▸ Required action
The result should be all the records, exact and complete, without a single picture.

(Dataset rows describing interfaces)
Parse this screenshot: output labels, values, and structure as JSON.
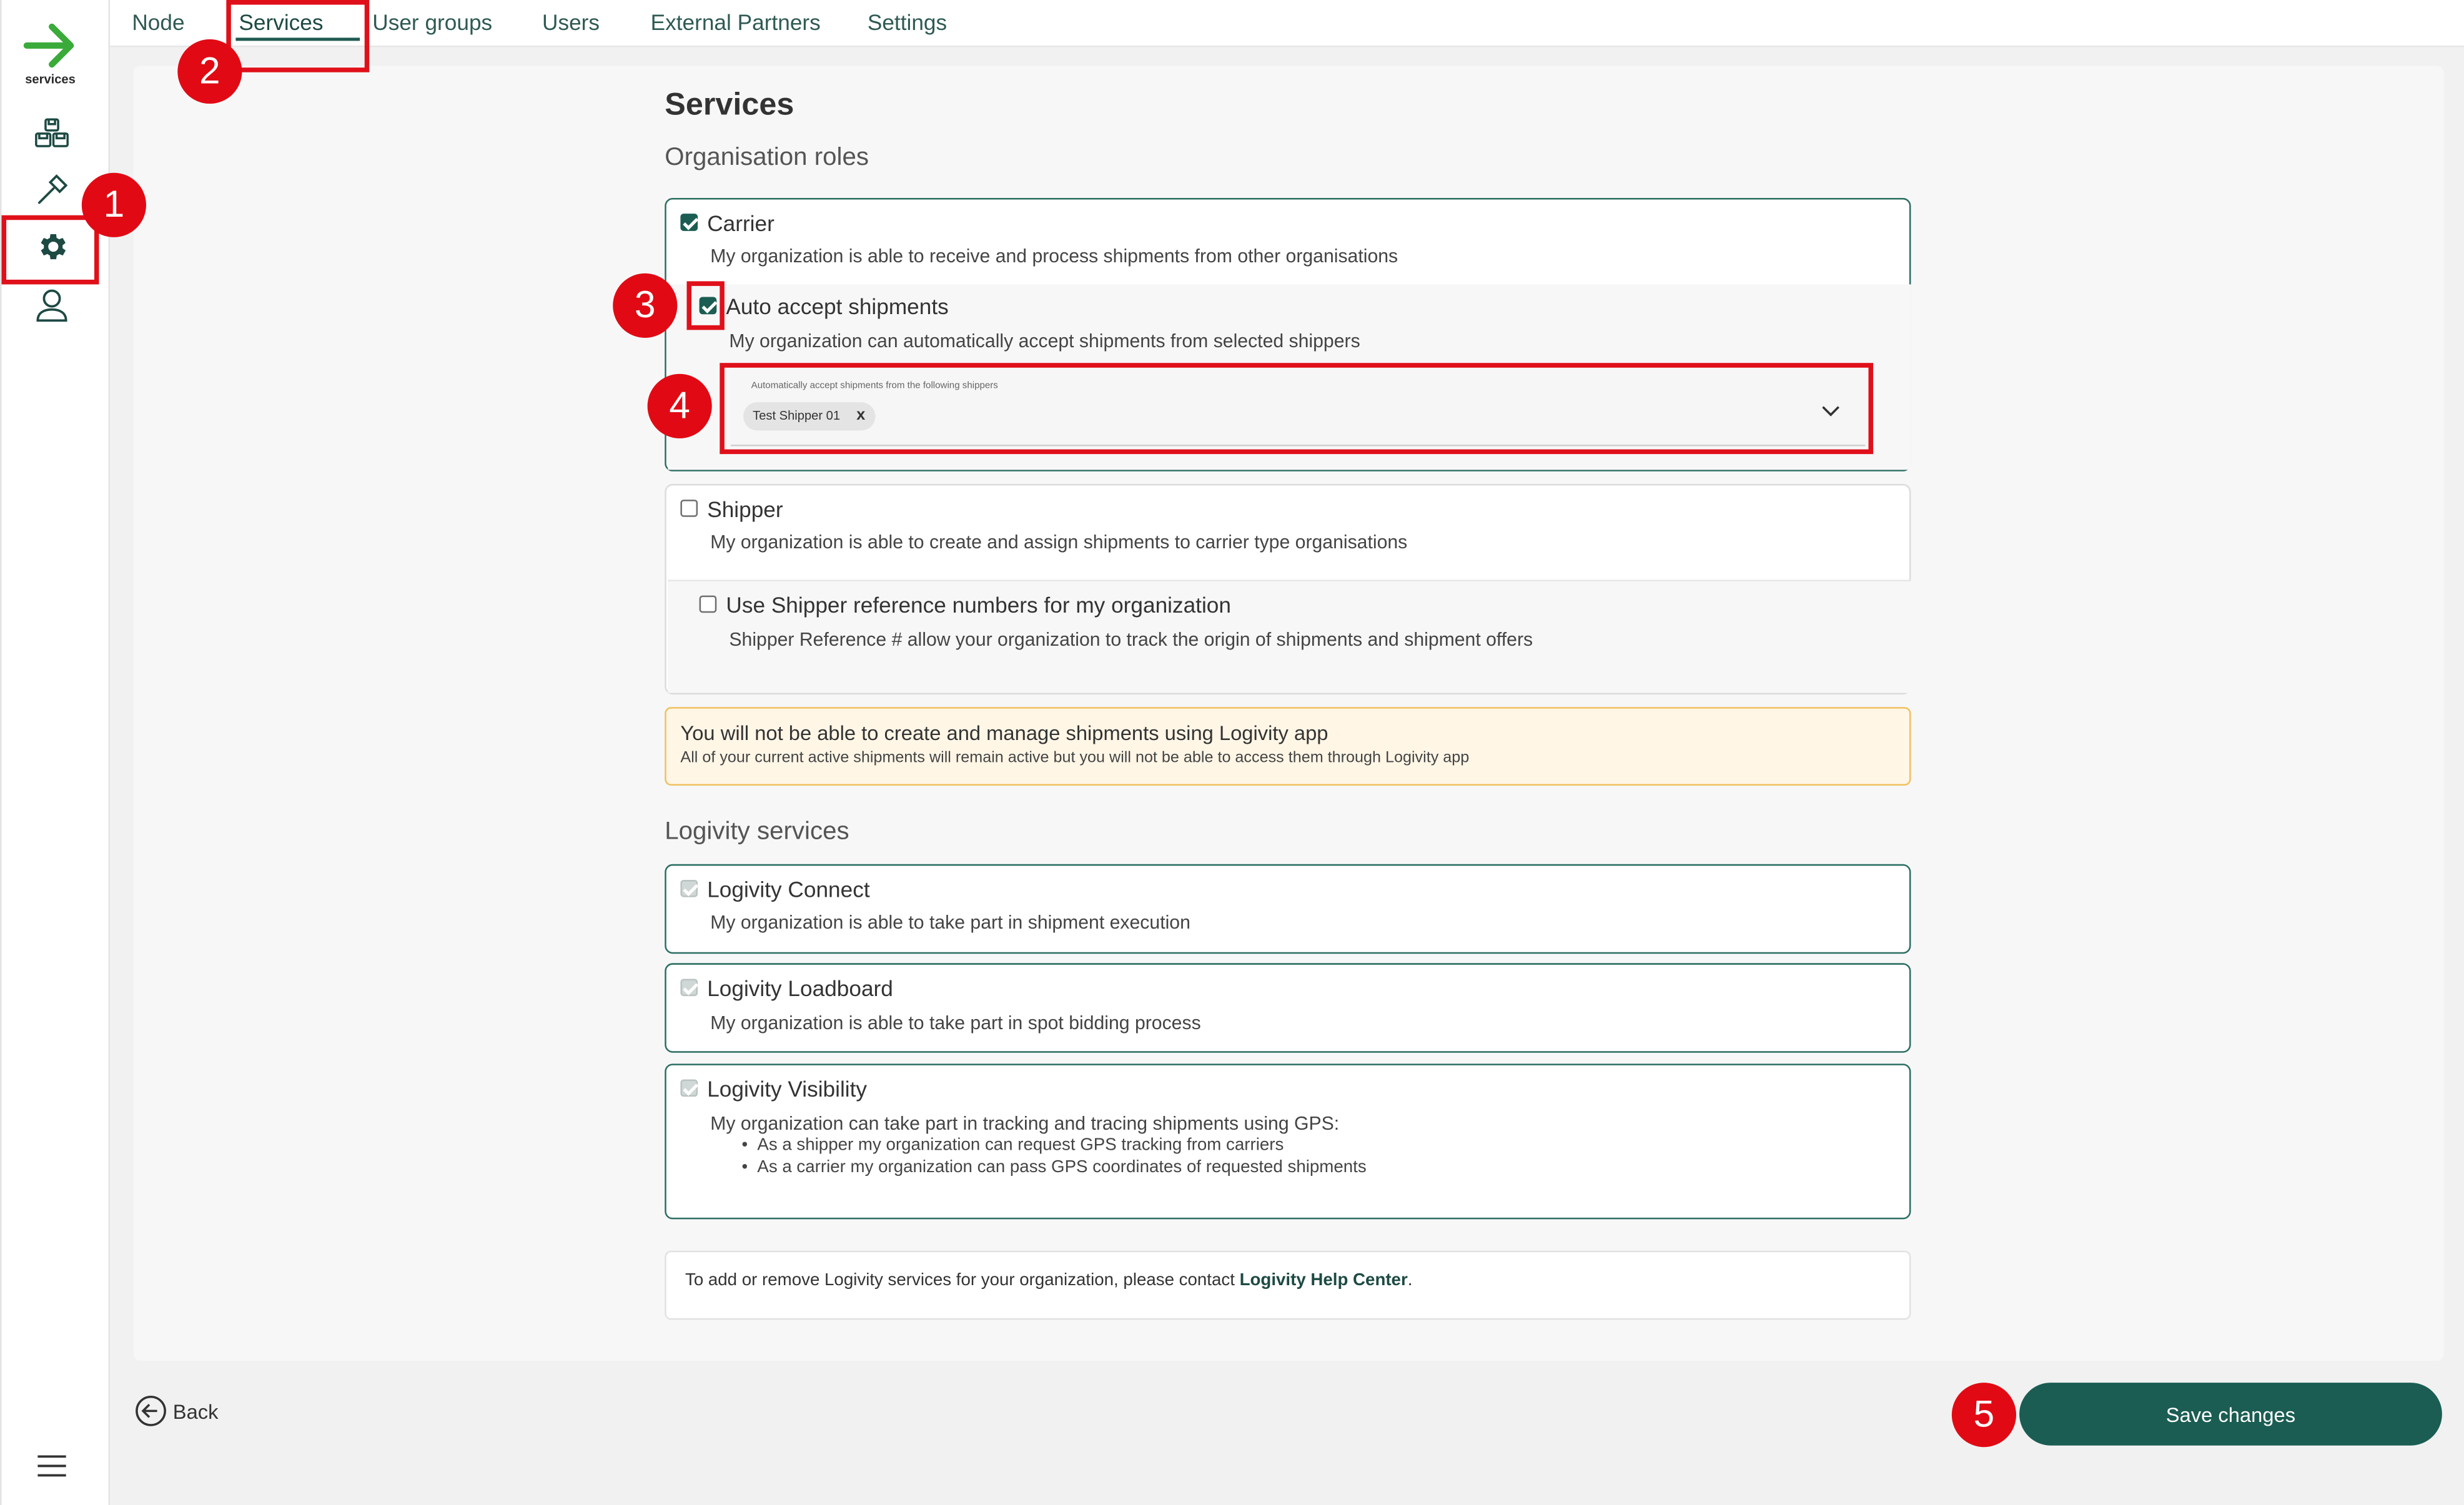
{
  "sidebar": {
    "logo_text": "services",
    "icons": [
      "pallets-icon",
      "hammer-icon",
      "gear-icon",
      "user-icon",
      "hamburger-icon"
    ],
    "accent": "#1b5d52"
  },
  "tabs": [
    {
      "label": "Node"
    },
    {
      "label": "Services"
    },
    {
      "label": "User groups"
    },
    {
      "label": "Users"
    },
    {
      "label": "External Partners"
    },
    {
      "label": "Settings"
    }
  ],
  "page": {
    "title": "Services",
    "org_roles_heading": "Organisation roles",
    "services_heading": "Logivity services"
  },
  "carrier": {
    "title": "Carrier",
    "desc": "My organization is able to receive and process shipments from other organisations",
    "checked": true,
    "auto_accept": {
      "title": "Auto accept shipments",
      "desc": "My organization can automatically accept shipments from selected shippers",
      "checked": true,
      "select_label": "Automatically accept shipments from the following shippers",
      "chips": [
        "Test Shipper 01"
      ],
      "chip_remove": "x"
    }
  },
  "shipper": {
    "title": "Shipper",
    "desc": "My organization is able to create and assign shipments to carrier type organisations",
    "checked": false,
    "ref": {
      "title": "Use Shipper reference numbers for my organization",
      "desc": "Shipper Reference # allow your organization to track the origin of shipments and shipment offers",
      "checked": false
    }
  },
  "warning": {
    "title": "You will not be able to create and manage shipments using Logivity app",
    "desc": "All of your current active shipments will remain active but you will not be able to access them through Logivity app"
  },
  "services": [
    {
      "title": "Logivity Connect",
      "desc": "My organization is able to take part in shipment execution"
    },
    {
      "title": "Logivity Loadboard",
      "desc": "My organization is able to take part in spot bidding process"
    },
    {
      "title": "Logivity Visibility",
      "desc": "My organization can take part in tracking and tracing shipments using GPS:",
      "bullets": [
        "As a shipper my organization can request GPS tracking from carriers",
        "As a carrier my organization can pass GPS coordinates of requested shipments"
      ]
    }
  ],
  "info": {
    "text": "To add or remove Logivity services for your organization, please contact ",
    "link": "Logivity Help Center",
    "suffix": "."
  },
  "footer": {
    "back": "Back",
    "save": "Save changes"
  },
  "annotations": [
    "1",
    "2",
    "3",
    "4",
    "5"
  ]
}
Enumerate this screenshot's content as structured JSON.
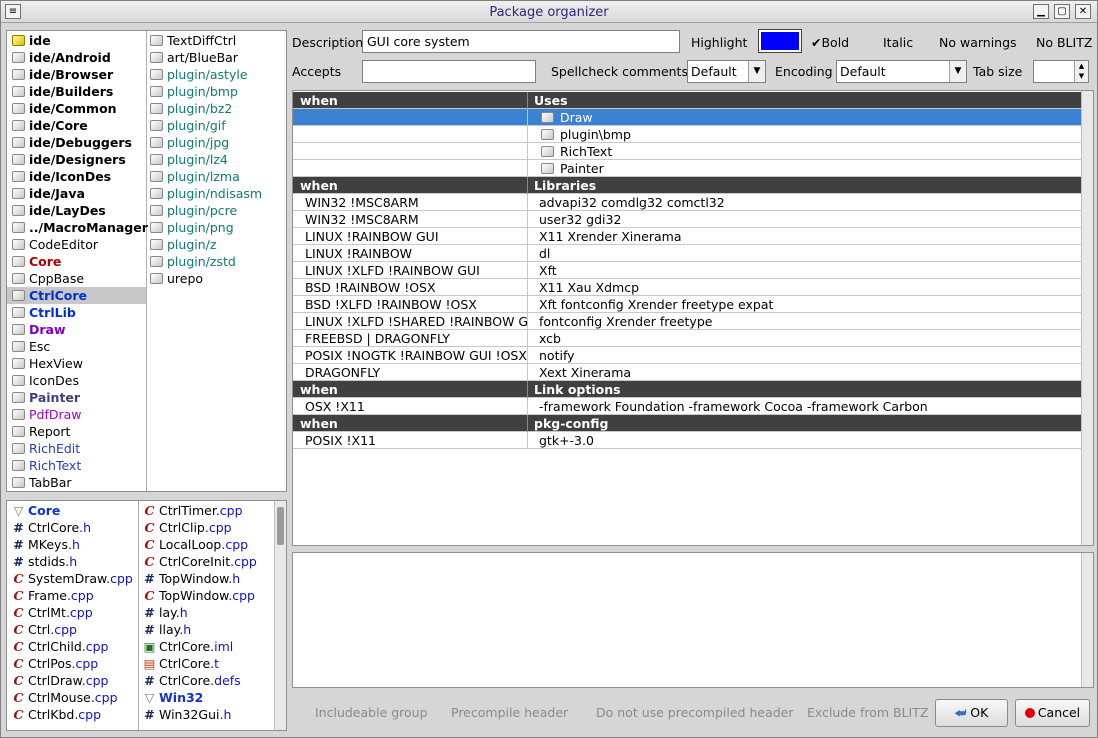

▸ Result for this task
Parse this screenshot: output labels, values, and structure as JSON.
{
  "sidebar": {
    "logo_text": "services",
    "icons": [
      "pallets-icon",
      "hammer-icon",
      "gear-icon",
      "user-icon",
      "hamburger-icon"
    ],
    "accent": "#1b5d52"
  },
  "tabs": [
    {
      "label": "Node"
    },
    {
      "label": "Services"
    },
    {
      "label": "User groups"
    },
    {
      "label": "Users"
    },
    {
      "label": "External Partners"
    },
    {
      "label": "Settings"
    }
  ],
  "page": {
    "title": "Services",
    "org_roles_heading": "Organisation roles",
    "services_heading": "Logivity services"
  },
  "carrier": {
    "title": "Carrier",
    "desc": "My organization is able to receive and process shipments from other organisations",
    "checked": true,
    "auto_accept": {
      "title": "Auto accept shipments",
      "desc": "My organization can automatically accept shipments from selected shippers",
      "checked": true,
      "select_label": "Automatically accept shipments from the following shippers",
      "chips": [
        "Test Shipper 01"
      ],
      "chip_remove": "x"
    }
  },
  "shipper": {
    "title": "Shipper",
    "desc": "My organization is able to create and assign shipments to carrier type organisations",
    "checked": false,
    "ref": {
      "title": "Use Shipper reference numbers for my organization",
      "desc": "Shipper Reference # allow your organization to track the origin of shipments and shipment offers",
      "checked": false
    }
  },
  "warning": {
    "title": "You will not be able to create and manage shipments using Logivity app",
    "desc": "All of your current active shipments will remain active but you will not be able to access them through Logivity app"
  },
  "services": [
    {
      "title": "Logivity Connect",
      "desc": "My organization is able to take part in shipment execution"
    },
    {
      "title": "Logivity Loadboard",
      "desc": "My organization is able to take part in spot bidding process"
    },
    {
      "title": "Logivity Visibility",
      "desc": "My organization can take part in tracking and tracing shipments using GPS:",
      "bullets": [
        "As a shipper my organization can request GPS tracking from carriers",
        "As a carrier my organization can pass GPS coordinates of requested shipments"
      ]
    }
  ],
  "info": {
    "text": "To add or remove Logivity services for your organization, please contact ",
    "link": "Logivity Help Center",
    "suffix": "."
  },
  "footer": {
    "back": "Back",
    "save": "Save changes"
  },
  "annotations": [
    "1",
    "2",
    "3",
    "4",
    "5"
  ]
}
Enumerate this screenshot's content as structured JSON.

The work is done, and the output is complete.